Thus, in this instrument, the parts are readily removed for repairs, being stayed by pins only, and as quickly put together again; and the reeds are thus directly accessible. The closing of any register is made to open a small valve within it, called a pneumatic stop, by which communication with the exhausted chamber is at once made both above and below the reeds, and the latter are then within the exhausted chamber; but upon opening the register, this valve closes, and thus other communication is cut off above, and the reeds have the exhausted space now only within, the atmosphere acting from without. The touching of any key is made to open (if the instrument has but one bank' of keys) the corresponding valve in every register. When all the registers are open, all the reeds so uncovered are caused by the entering air to sound; if some of the registers only are open, only the reeds in these can sound. With two banks of keys, couplers are required in order to put all the registers at pleasure under command of one. When by couplers the keys have thus been connected with valves in all the registers, the drawing of the knob grand jeu, or grand organ, opens all the registers, and affords remarkable power of tone and effect.

These arrangements are more common in the larger instruments or harmoniums. - The art of voicing reeds by variously curving and twisting them was invented about 1848, by Mr. Emmons Hamlin of Rome, N. Y., and first applied by the Mason and Hamlin organ company of Boston, New York, and Chicago. This invention has greatly contributed to the present perfection of these instruments, increasing the volume and improving the quality of the tones, and producing some of the differences required for the different registers. It is indeed asserted by the German makers that it was previously known in Europe; but it was not successfully employed there until after the Paris exposition of 1855, where the American reed organs created a lasting sensation. In any reed, the rapidity of vibration, and hence the pitch, depend on several particulars, chiefly the length and weight of the reed, and its relative thickness at the two ends. If the reed is thick at the free end and thin at the fixed, its tone is deep; if the reverse, acute. Hence, the reeds are roughly attuned by giving them certain lengths and thicknesses, and then more accurately by scraping off a little as may be required from the free or the fixed extremity.

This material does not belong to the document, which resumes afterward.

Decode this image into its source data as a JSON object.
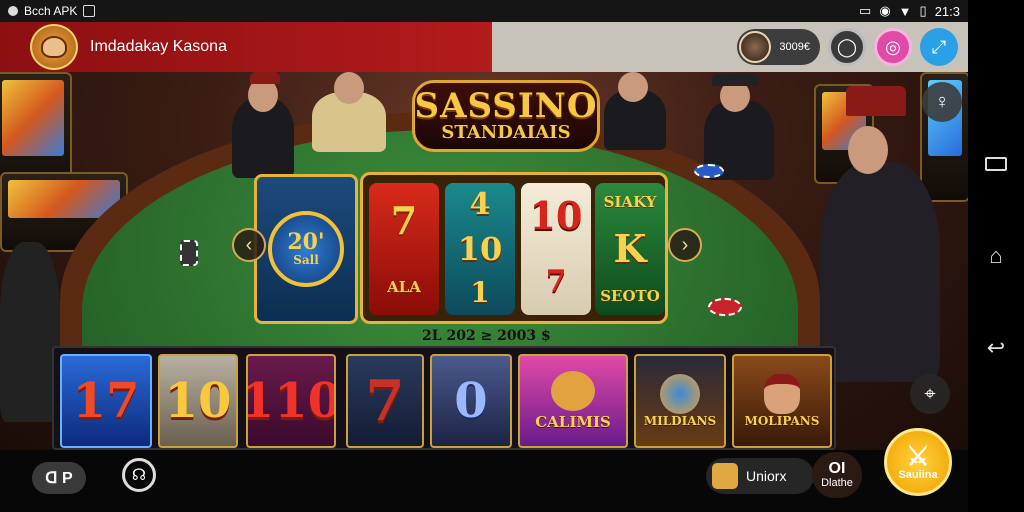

The Alexandre organ is made of different sizes, the largest corresponding to a 16-ft. pipe organ, and by combinations giving seven octaves. Its usual stops are the English horn and flute, and again the bassoon and hautboy, forming the ordinary diapasons, and answering to the compass from an 8-ft. pipe; drone and clarinet, an octave below; clarion and fife, an octave above; two forte stops, to increase the volume of sound; a principal, which opens all the stops at once; the two stops first named also actuating the percussion; and two stops, expression à la main and expression of pedals, by which superior power of expression, or swell and diminuendo, is secured by merely varying the pressure of the fingers or of the feet. With these are also introduced the sourdine, modifying the tone of certain stops, voix céleste, voix humaine, musette, forte, tremolo, and combination swell. In 1870 nearly 30,000 of these instruments were manufactured in the United States.